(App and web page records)
Content starts
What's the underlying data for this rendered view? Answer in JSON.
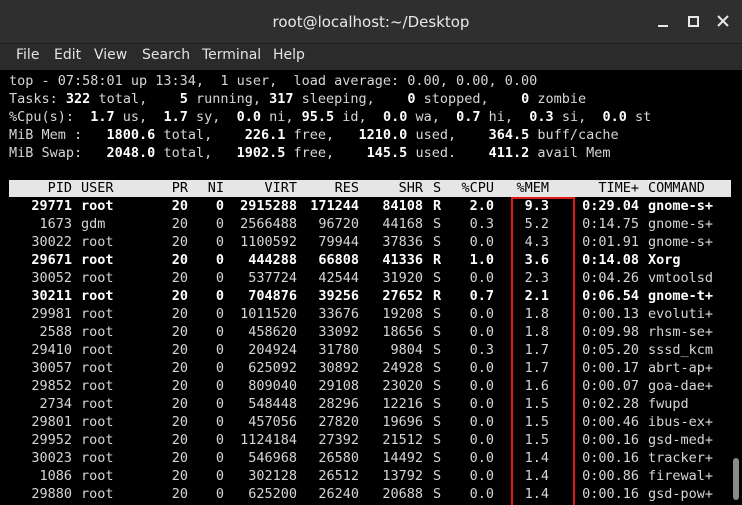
{
  "window": {
    "title": "root@localhost:~/Desktop",
    "min_icon": "minimize-icon",
    "max_icon": "maximize-icon",
    "close_icon": "close-icon"
  },
  "menu": [
    "File",
    "Edit",
    "View",
    "Search",
    "Terminal",
    "Help"
  ],
  "summary": {
    "line1": "top - 07:58:01 up 13:34,  1 user,  load average: 0.00, 0.00, 0.00",
    "tasks": {
      "label": "Tasks:",
      "total": "322",
      "running": "5",
      "sleeping": "317",
      "stopped": "0",
      "zombie": "0"
    },
    "cpu": {
      "us": "1.7",
      "sy": "1.7",
      "ni": "0.0",
      "id": "95.5",
      "wa": "0.0",
      "hi": "0.7",
      "si": "0.3",
      "st": "0.0"
    },
    "mem": {
      "total": "1800.6",
      "free": "226.1",
      "used": "1210.0",
      "buff": "364.5"
    },
    "swap": {
      "total": "2048.0",
      "free": "1902.5",
      "used": "145.5",
      "avail": "411.2"
    }
  },
  "table": {
    "headers": [
      "PID",
      "USER",
      "PR",
      "NI",
      "VIRT",
      "RES",
      "SHR",
      "S",
      "%CPU",
      "%MEM",
      "TIME+",
      "COMMAND"
    ],
    "rows": [
      [
        "29771",
        "root",
        "20",
        "0",
        "2915288",
        "171244",
        "84108",
        "R",
        "2.0",
        "9.3",
        "0:29.04",
        "gnome-s+",
        true
      ],
      [
        "1673",
        "gdm",
        "20",
        "0",
        "2566488",
        "96720",
        "44168",
        "S",
        "0.3",
        "5.2",
        "0:14.75",
        "gnome-s+",
        false
      ],
      [
        "30022",
        "root",
        "20",
        "0",
        "1100592",
        "79944",
        "37836",
        "S",
        "0.0",
        "4.3",
        "0:01.91",
        "gnome-s+",
        false
      ],
      [
        "29671",
        "root",
        "20",
        "0",
        "444288",
        "66808",
        "41336",
        "R",
        "1.0",
        "3.6",
        "0:14.08",
        "Xorg",
        true
      ],
      [
        "30052",
        "root",
        "20",
        "0",
        "537724",
        "42544",
        "31920",
        "S",
        "0.0",
        "2.3",
        "0:04.26",
        "vmtoolsd",
        false
      ],
      [
        "30211",
        "root",
        "20",
        "0",
        "704876",
        "39256",
        "27652",
        "R",
        "0.7",
        "2.1",
        "0:06.54",
        "gnome-t+",
        true
      ],
      [
        "29981",
        "root",
        "20",
        "0",
        "1011520",
        "33676",
        "19208",
        "S",
        "0.0",
        "1.8",
        "0:00.13",
        "evoluti+",
        false
      ],
      [
        "2588",
        "root",
        "20",
        "0",
        "458620",
        "33092",
        "18656",
        "S",
        "0.0",
        "1.8",
        "0:09.98",
        "rhsm-se+",
        false
      ],
      [
        "29410",
        "root",
        "20",
        "0",
        "204924",
        "31780",
        "9804",
        "S",
        "0.3",
        "1.7",
        "0:05.20",
        "sssd_kcm",
        false
      ],
      [
        "30057",
        "root",
        "20",
        "0",
        "625092",
        "30892",
        "24928",
        "S",
        "0.0",
        "1.7",
        "0:00.17",
        "abrt-ap+",
        false
      ],
      [
        "29852",
        "root",
        "20",
        "0",
        "809040",
        "29108",
        "23020",
        "S",
        "0.0",
        "1.6",
        "0:00.07",
        "goa-dae+",
        false
      ],
      [
        "2734",
        "root",
        "20",
        "0",
        "548448",
        "28296",
        "12216",
        "S",
        "0.0",
        "1.5",
        "0:02.28",
        "fwupd",
        false
      ],
      [
        "29801",
        "root",
        "20",
        "0",
        "457056",
        "27820",
        "19696",
        "S",
        "0.0",
        "1.5",
        "0:00.46",
        "ibus-ex+",
        false
      ],
      [
        "29952",
        "root",
        "20",
        "0",
        "1124184",
        "27392",
        "21512",
        "S",
        "0.0",
        "1.5",
        "0:00.16",
        "gsd-med+",
        false
      ],
      [
        "30023",
        "root",
        "20",
        "0",
        "546968",
        "26580",
        "14492",
        "S",
        "0.0",
        "1.4",
        "0:00.16",
        "tracker+",
        false
      ],
      [
        "1086",
        "root",
        "20",
        "0",
        "302128",
        "26512",
        "13792",
        "S",
        "0.0",
        "1.4",
        "0:00.86",
        "firewal+",
        false
      ],
      [
        "29880",
        "root",
        "20",
        "0",
        "625200",
        "26240",
        "20688",
        "S",
        "0.0",
        "1.4",
        "0:00.16",
        "gsd-pow+",
        false
      ]
    ]
  },
  "highlight_color": "#e01818"
}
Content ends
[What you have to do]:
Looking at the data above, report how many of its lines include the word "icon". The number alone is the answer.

[Reply to the task]:
3